■ **TASK PROMPT**
Apart from the pictures, every part of the records below gets retyped exactly.

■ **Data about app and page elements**

_____

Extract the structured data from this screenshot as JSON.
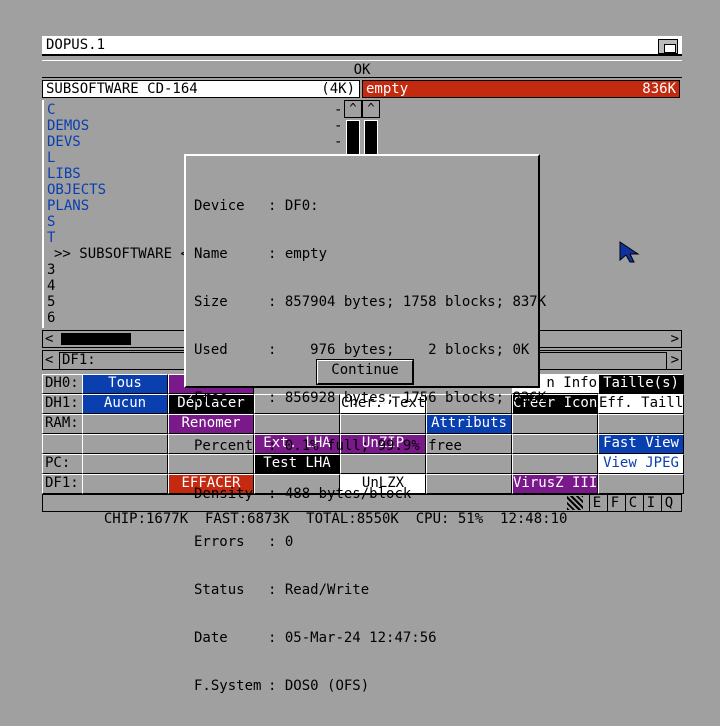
{
  "window": {
    "title": "DOPUS.1"
  },
  "ok_label": "OK",
  "left_lister": {
    "name": "SUBSOFTWARE CD-164",
    "size": "(4K)",
    "entries": [
      "C",
      "DEMOS",
      "DEVS",
      "L",
      "LIBS",
      "OBJECTS",
      "PLANS",
      "S",
      "T",
      ">> SUBSOFTWARE <<",
      "3",
      "4",
      "5",
      "6"
    ]
  },
  "right_lister": {
    "name": "empty",
    "size": "836K"
  },
  "path": {
    "left": "DF1:"
  },
  "dialog": {
    "rows": [
      {
        "label": "Device",
        "value": "DF0:"
      },
      {
        "label": "Name",
        "value": "empty"
      },
      {
        "label": "Size",
        "value": "857904 bytes; 1758 blocks; 837K"
      },
      {
        "label": "Used",
        "value": "   976 bytes;    2 blocks; 0K"
      },
      {
        "label": "Free",
        "value": "856928 bytes; 1756 blocks; 836K"
      },
      {
        "label": "Percent",
        "value": "0.1% full; 99.9% free"
      },
      {
        "label": "Density",
        "value": "488 bytes/block"
      },
      {
        "label": "Errors",
        "value": "0"
      },
      {
        "label": "Status",
        "value": "Read/Write"
      },
      {
        "label": "Date",
        "value": "05-Mar-24 12:47:56"
      },
      {
        "label": "F.System",
        "value": "DOS0 (OFS)"
      }
    ],
    "separator": ":",
    "continue_label": "Continue"
  },
  "devices": [
    "DH0:",
    "DH1:",
    "RAM:",
    "",
    "PC:",
    "DF1:"
  ],
  "buttons": {
    "tous": "Tous",
    "aucun": "Aucun",
    "deplacer": "Déplacer",
    "renommer": "Renomer",
    "ext_lha": "Ext. LHA",
    "test_lha": "Test LHA",
    "effacer": "EFFACER",
    "cher_text": "Cher. Text",
    "unzip": "UnZIP",
    "unlzx": "UnLZX",
    "attributs": "Attributs",
    "creer_icon": "Créer Icon",
    "virusz": "VirusZ III",
    "info": "n Info",
    "tailles": "Taille(s)",
    "eff_taill": "Eff. Taill",
    "fast_view": "Fast View",
    "view_jpeg": "View JPEG"
  },
  "status": {
    "text": "CHIP:1677K  FAST:6873K  TOTAL:8550K  CPU: 51%  12:48:10",
    "gadgets": [
      "E",
      "F",
      "C",
      "I",
      "Q"
    ]
  },
  "colors": {
    "accent_red": "#c42a10",
    "accent_blue": "#0a3fb0",
    "accent_purple": "#7a1a8a",
    "background": "#a0a0a0"
  }
}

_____

■ **OUTPUT FOR THIS TASK**
Extract the structured data from this screenshot as JSON.
{
  "window": {
    "title": "DOPUS.1"
  },
  "ok_label": "OK",
  "left_lister": {
    "name": "SUBSOFTWARE CD-164",
    "size": "(4K)",
    "entries": [
      "C",
      "DEMOS",
      "DEVS",
      "L",
      "LIBS",
      "OBJECTS",
      "PLANS",
      "S",
      "T",
      ">> SUBSOFTWARE <<",
      "3",
      "4",
      "5",
      "6"
    ]
  },
  "right_lister": {
    "name": "empty",
    "size": "836K"
  },
  "path": {
    "left": "DF1:"
  },
  "dialog": {
    "rows": [
      {
        "label": "Device",
        "value": "DF0:"
      },
      {
        "label": "Name",
        "value": "empty"
      },
      {
        "label": "Size",
        "value": "857904 bytes; 1758 blocks; 837K"
      },
      {
        "label": "Used",
        "value": "   976 bytes;    2 blocks; 0K"
      },
      {
        "label": "Free",
        "value": "856928 bytes; 1756 blocks; 836K"
      },
      {
        "label": "Percent",
        "value": "0.1% full; 99.9% free"
      },
      {
        "label": "Density",
        "value": "488 bytes/block"
      },
      {
        "label": "Errors",
        "value": "0"
      },
      {
        "label": "Status",
        "value": "Read/Write"
      },
      {
        "label": "Date",
        "value": "05-Mar-24 12:47:56"
      },
      {
        "label": "F.System",
        "value": "DOS0 (OFS)"
      }
    ],
    "separator": ":",
    "continue_label": "Continue"
  },
  "devices": [
    "DH0:",
    "DH1:",
    "RAM:",
    "",
    "PC:",
    "DF1:"
  ],
  "buttons": {
    "tous": "Tous",
    "aucun": "Aucun",
    "deplacer": "Déplacer",
    "renommer": "Renomer",
    "ext_lha": "Ext. LHA",
    "test_lha": "Test LHA",
    "effacer": "EFFACER",
    "cher_text": "Cher. Text",
    "unzip": "UnZIP",
    "unlzx": "UnLZX",
    "attributs": "Attributs",
    "creer_icon": "Créer Icon",
    "virusz": "VirusZ III",
    "info": "n Info",
    "tailles": "Taille(s)",
    "eff_taill": "Eff. Taill",
    "fast_view": "Fast View",
    "view_jpeg": "View JPEG"
  },
  "status": {
    "text": "CHIP:1677K  FAST:6873K  TOTAL:8550K  CPU: 51%  12:48:10",
    "gadgets": [
      "E",
      "F",
      "C",
      "I",
      "Q"
    ]
  },
  "colors": {
    "accent_red": "#c42a10",
    "accent_blue": "#0a3fb0",
    "accent_purple": "#7a1a8a",
    "background": "#a0a0a0"
  }
}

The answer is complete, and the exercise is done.